Especially among conspiracy theorists and amateur media critics, this thesis is widespread: Journalism must be neutral, and if an article isn’t, the journalist hasn’t done his job properly. A huge misunderstanding. I have been working as a journalist for almost 20 years and have a press card from the German Journalists‘ Union. In this text, I do away with the myth of neutrality.
„Say what is“ is the slogan with which DER SPIEGEL has been advertising its media for a few years now. Perhaps this misunderstanding that journalism must always be neutral under all circumstances is due to this. The other day I published an article in a Facebookgroup, that I have written about a cause I was involved myself. A friend wrote: „Please stop calling this an article, there is nothing researched or journalistic in it. (…) It cannot claim neutrality.“ That left me baffled.
First, the definition of the term: The demand to no longer refer to my blog post as an „article“ is of course outrageous nonsense. What else could it be: a movie? A theatre play? A poetry slam? No, an article is a piece of text published somewhere. Even a text in an advertising brochure can be an article. Then: The accusation that my article has nothing „journalistic“ about it sounds crass at first, but on closer inspection it turns out to be a blizzard. To deny an article „journalistic“ would be like denying „bakery“ to a bread at the bakery or „judgy“ to a court decision at the judge – a meaningless phrase. Regarding the research process: Being involved in a cause means that the author isn’t neutral anymore. In this case, the involvement is the research itself; this is called „investigate“. Subjective articles are absolutely okay, they are published as comments or features.
Media and forms of representation
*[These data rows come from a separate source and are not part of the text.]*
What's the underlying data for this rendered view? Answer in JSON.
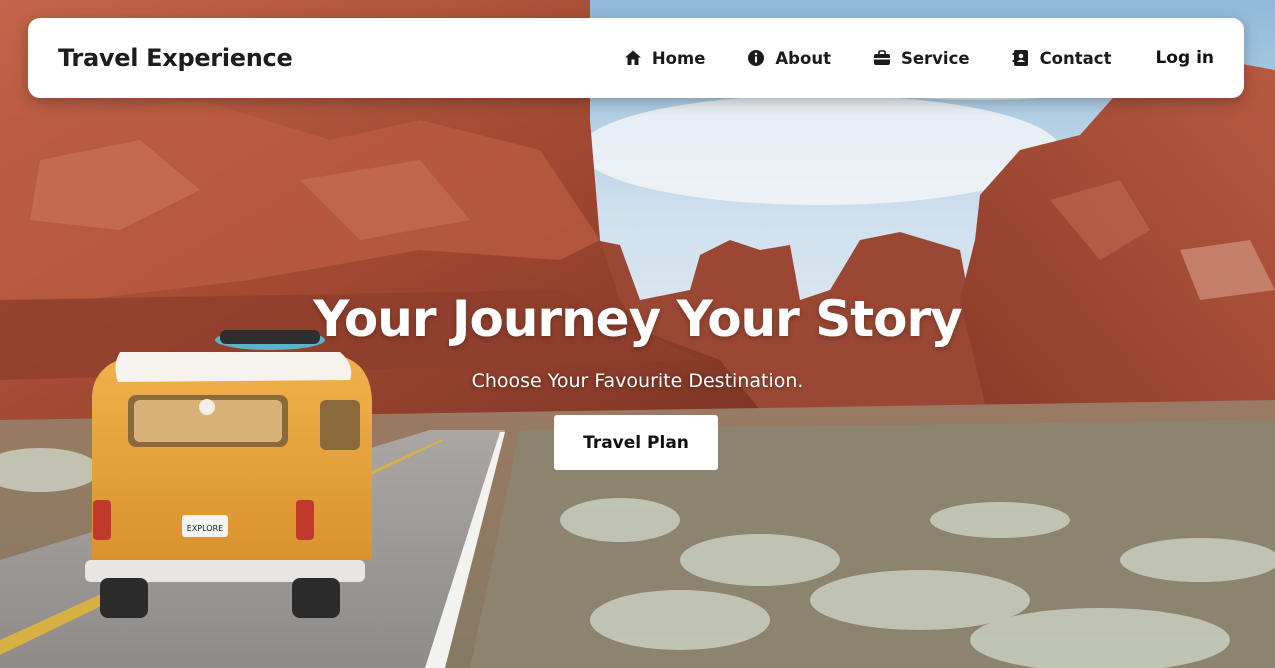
{
  "brand": {
    "title": "Travel Experience"
  },
  "nav": {
    "items": [
      {
        "label": "Home",
        "icon": "home-icon"
      },
      {
        "label": "About",
        "icon": "info-icon"
      },
      {
        "label": "Service",
        "icon": "briefcase-icon"
      },
      {
        "label": "Contact",
        "icon": "contact-book-icon"
      }
    ],
    "login_label": "Log in"
  },
  "hero": {
    "title": "Your Journey Your Story",
    "subtitle": "Choose Your Favourite Destination.",
    "cta_label": "Travel Plan",
    "van_plate": "EXPLORE"
  },
  "colors": {
    "navbar_bg": "#ffffff",
    "text_dark": "#1b1b1b",
    "hero_text": "#ffffff",
    "rock": "#a8523a",
    "van": "#e8a640"
  }
}
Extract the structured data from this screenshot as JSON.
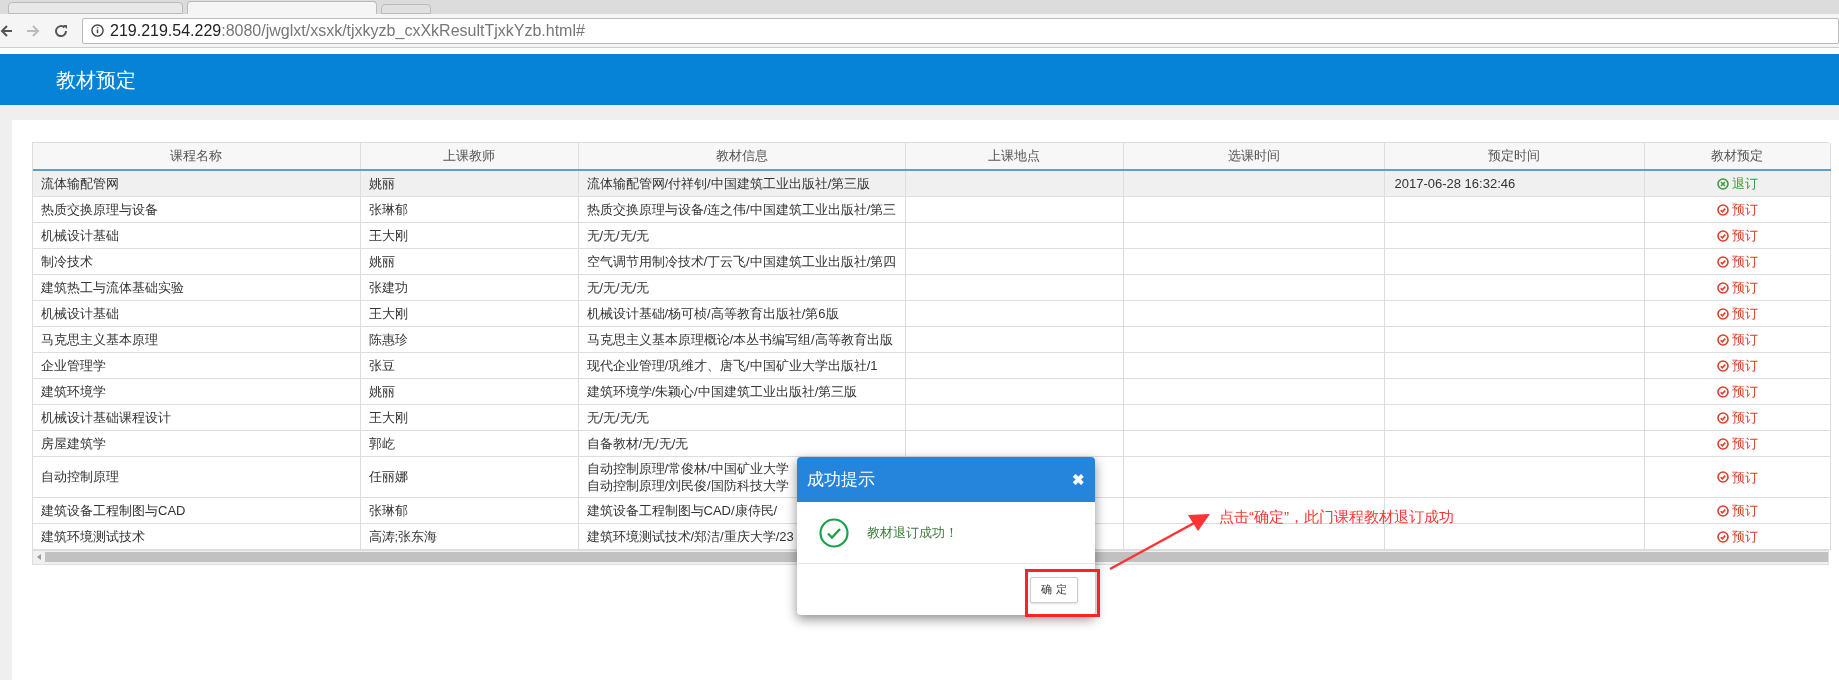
{
  "browser": {
    "url_host": "219.219.54.229",
    "url_path": ":8080/jwglxt/xsxk/tjxkyzb_cxXkResultTjxkYzb.html#"
  },
  "header": {
    "title": "教材预定"
  },
  "table": {
    "columns": [
      "课程名称",
      "上课教师",
      "教材信息",
      "上课地点",
      "选课时间",
      "预定时间",
      "教材预定"
    ],
    "rows": [
      {
        "course": "流体输配管网",
        "teacher": "姚丽",
        "textbook": [
          "流体输配管网/付祥钊/中国建筑工业出版社/第三版"
        ],
        "booked_time": "2017-06-28 16:32:46",
        "action": "退订",
        "booked": true,
        "selected": true
      },
      {
        "course": "热质交换原理与设备",
        "teacher": "张琳郁",
        "textbook": [
          "热质交换原理与设备/连之伟/中国建筑工业出版社/第三"
        ],
        "action": "预订",
        "booked": false,
        "selected": false
      },
      {
        "course": "机械设计基础",
        "teacher": "王大刚",
        "textbook": [
          "无/无/无/无"
        ],
        "action": "预订",
        "booked": false,
        "selected": false
      },
      {
        "course": "制冷技术",
        "teacher": "姚丽",
        "textbook": [
          "空气调节用制冷技术/丁云飞/中国建筑工业出版社/第四"
        ],
        "action": "预订",
        "booked": false,
        "selected": false
      },
      {
        "course": "建筑热工与流体基础实验",
        "teacher": "张建功",
        "textbook": [
          "无/无/无/无"
        ],
        "action": "预订",
        "booked": false,
        "selected": false
      },
      {
        "course": "机械设计基础",
        "teacher": "王大刚",
        "textbook": [
          "机械设计基础/杨可桢/高等教育出版社/第6版"
        ],
        "action": "预订",
        "booked": false,
        "selected": false
      },
      {
        "course": "马克思主义基本原理",
        "teacher": "陈惠珍",
        "textbook": [
          "马克思主义基本原理概论/本丛书编写组/高等教育出版"
        ],
        "action": "预订",
        "booked": false,
        "selected": false
      },
      {
        "course": "企业管理学",
        "teacher": "张豆",
        "textbook": [
          "现代企业管理/巩维才、唐飞/中国矿业大学出版社/1"
        ],
        "action": "预订",
        "booked": false,
        "selected": false
      },
      {
        "course": "建筑环境学",
        "teacher": "姚丽",
        "textbook": [
          "建筑环境学/朱颖心/中国建筑工业出版社/第三版"
        ],
        "action": "预订",
        "booked": false,
        "selected": false
      },
      {
        "course": "机械设计基础课程设计",
        "teacher": "王大刚",
        "textbook": [
          "无/无/无/无"
        ],
        "action": "预订",
        "booked": false,
        "selected": false
      },
      {
        "course": "房屋建筑学",
        "teacher": "郭屹",
        "textbook": [
          "自备教材/无/无/无"
        ],
        "action": "预订",
        "booked": false,
        "selected": false
      },
      {
        "course": "自动控制原理",
        "teacher": "任丽娜",
        "textbook": [
          "自动控制原理/常俊林/中国矿业大学",
          "自动控制原理/刘民俊/国防科技大学"
        ],
        "action": "预订",
        "booked": false,
        "selected": false
      },
      {
        "course": "建筑设备工程制图与CAD",
        "teacher": "张琳郁",
        "textbook": [
          "建筑设备工程制图与CAD/康侍民/"
        ],
        "action": "预订",
        "booked": false,
        "selected": false
      },
      {
        "course": "建筑环境测试技术",
        "teacher": "高涛;张东海",
        "textbook": [
          "建筑环境测试技术/郑洁/重庆大学/23"
        ],
        "action": "预订",
        "booked": false,
        "selected": false
      }
    ]
  },
  "dialog": {
    "title": "成功提示",
    "close": "✖",
    "message": "教材退订成功！",
    "button": "确 定"
  },
  "annotation": {
    "text": "点击“确定”，此门课程教材退订成功"
  }
}
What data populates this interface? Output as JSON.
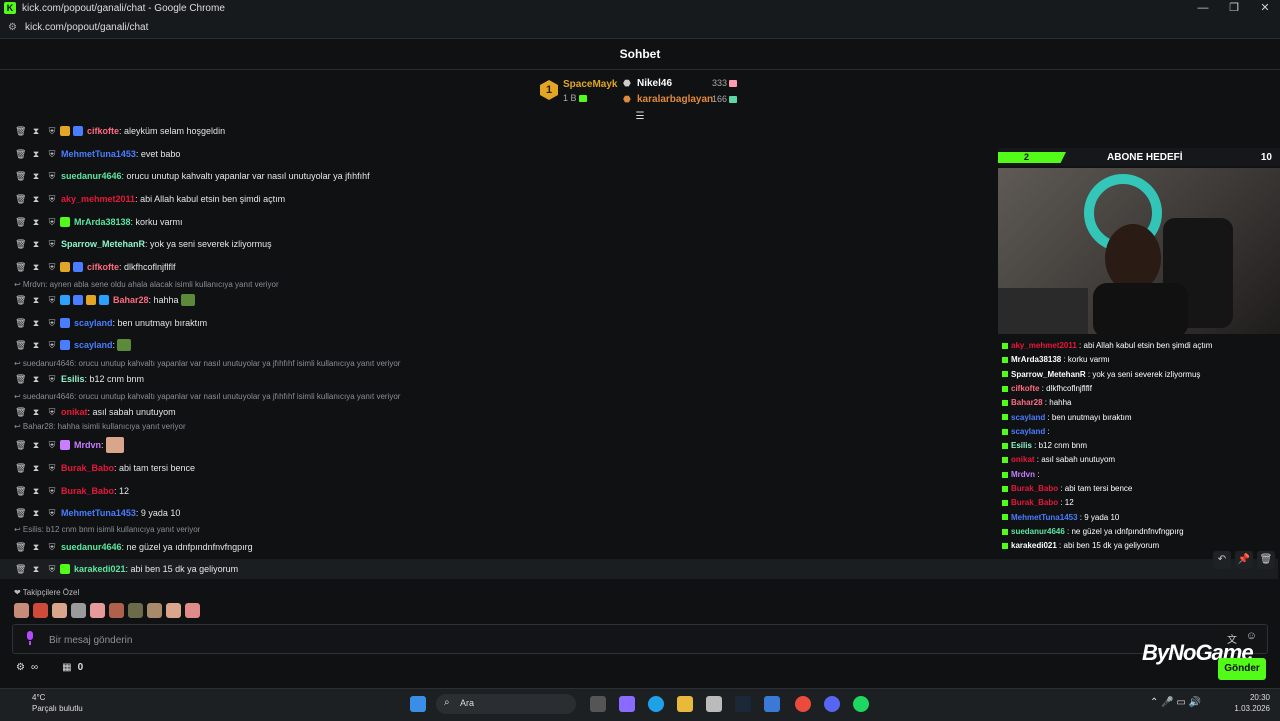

Because in journalism, just like in books and films, there are different forms of representation or genres. Only two of these genres promise neutrality: Firstly, the report, for example the weather report, which simply reflects facts (the exception is the experience report, which has precisely the reflection of personal experiences as a unique selling point). Secondly, the news, for example the breaking news, which in any case consists of only a few sentences. All other journalistic forms of presentation classify, weigh up, the author gives his opinion or an entire editorial team takes a stand on a topic, for example in an editorial or election recommendation.
So how does a journalist select the sources and opinions that he or she incorporates into his or her article or television report? In a journalistic education you learn that in a good article different opinions or perspectives should be expressed. I usually take this into account when I am writing a text – not because some censorship authority controls it, but because it usually makes my articles better. However, I do not include every opinion that exists on a topic in my articles. When I write about the 75-year end of the Second World War, I know very well that there are Holocaust deniers. But the opinion that the Holocaust never existed has no place in my article, because it does not enhance the text. Similarly, in an article I would write about Corona, the opinion that Corona was bred by Bill Gates would have no place.
Do you need a media licence?
What disturbs me most about the discussions with the self-proclaimed media critics is that they often regard their own half-knowledge as the ultimate truth, instead of asking the experts who know their stuff – the journalists and the media scientists – for their assessment. This is analogous to how conspiracy theorists without a medical degree currently try to tell virologists how to do their job. The tonality in the above-mentioned Facebook group was not: You’re a journalist, can you explain to us what the difference is between an „article“ and a „text“? Instead, the tonality was: You as a journalist should know that you can’t call something like this an article. Years ago, a colleague once suggested introducing a media driving licence, without which one is not entitled to consume certain media. Perhaps not a bad idea: just because you can read texts or watch videos does not mean that you are able to classify them.
Cover picture: Photo by Roman Kraft on Unsplash